■ **Task objective**:
Your answer should be each line of the entries that contains the word "JSON", copied in full.

□ □ □

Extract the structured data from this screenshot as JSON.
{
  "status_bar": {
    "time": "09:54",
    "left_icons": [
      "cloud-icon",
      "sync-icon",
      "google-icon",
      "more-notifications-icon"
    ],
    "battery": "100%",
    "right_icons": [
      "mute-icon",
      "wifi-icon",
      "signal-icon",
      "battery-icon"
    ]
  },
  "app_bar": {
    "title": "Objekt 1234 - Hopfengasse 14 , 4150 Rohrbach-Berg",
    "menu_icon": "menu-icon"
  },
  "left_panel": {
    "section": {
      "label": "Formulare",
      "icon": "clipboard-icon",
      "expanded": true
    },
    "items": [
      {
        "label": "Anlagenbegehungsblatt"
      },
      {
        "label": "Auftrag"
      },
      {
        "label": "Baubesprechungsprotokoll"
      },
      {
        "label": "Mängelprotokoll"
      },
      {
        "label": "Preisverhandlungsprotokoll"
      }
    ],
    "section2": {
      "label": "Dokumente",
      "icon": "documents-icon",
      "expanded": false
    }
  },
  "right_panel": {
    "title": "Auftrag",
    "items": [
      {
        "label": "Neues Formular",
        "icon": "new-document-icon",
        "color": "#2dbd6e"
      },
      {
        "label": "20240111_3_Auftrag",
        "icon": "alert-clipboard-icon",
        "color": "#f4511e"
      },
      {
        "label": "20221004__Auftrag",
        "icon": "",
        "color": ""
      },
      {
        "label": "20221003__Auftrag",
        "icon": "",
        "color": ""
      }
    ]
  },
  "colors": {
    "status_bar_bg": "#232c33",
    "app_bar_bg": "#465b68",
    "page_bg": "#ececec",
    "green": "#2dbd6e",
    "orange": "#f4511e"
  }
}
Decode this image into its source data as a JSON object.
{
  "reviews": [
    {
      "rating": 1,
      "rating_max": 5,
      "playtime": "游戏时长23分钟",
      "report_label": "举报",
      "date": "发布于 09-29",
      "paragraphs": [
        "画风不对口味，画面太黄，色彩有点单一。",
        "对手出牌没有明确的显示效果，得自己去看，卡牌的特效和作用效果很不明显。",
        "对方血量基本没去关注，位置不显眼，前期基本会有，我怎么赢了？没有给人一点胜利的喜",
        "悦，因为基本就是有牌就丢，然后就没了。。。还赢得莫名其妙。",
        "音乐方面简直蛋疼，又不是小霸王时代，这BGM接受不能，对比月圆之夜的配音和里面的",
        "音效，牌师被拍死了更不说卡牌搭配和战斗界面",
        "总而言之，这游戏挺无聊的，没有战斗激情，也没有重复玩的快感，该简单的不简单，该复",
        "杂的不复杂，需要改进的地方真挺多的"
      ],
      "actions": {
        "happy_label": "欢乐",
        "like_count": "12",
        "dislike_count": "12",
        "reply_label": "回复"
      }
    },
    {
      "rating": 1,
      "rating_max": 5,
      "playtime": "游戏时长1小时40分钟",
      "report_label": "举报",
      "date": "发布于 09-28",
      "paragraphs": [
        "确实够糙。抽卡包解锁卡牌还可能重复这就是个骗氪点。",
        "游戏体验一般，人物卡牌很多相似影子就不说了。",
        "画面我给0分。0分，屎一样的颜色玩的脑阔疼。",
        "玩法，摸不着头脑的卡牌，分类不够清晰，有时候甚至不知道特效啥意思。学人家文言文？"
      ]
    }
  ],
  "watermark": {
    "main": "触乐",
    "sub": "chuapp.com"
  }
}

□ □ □

■ **Solved problem**:
Extract the structured data from this screenshot as JSON.
Decode this image into its source data as a JSON object.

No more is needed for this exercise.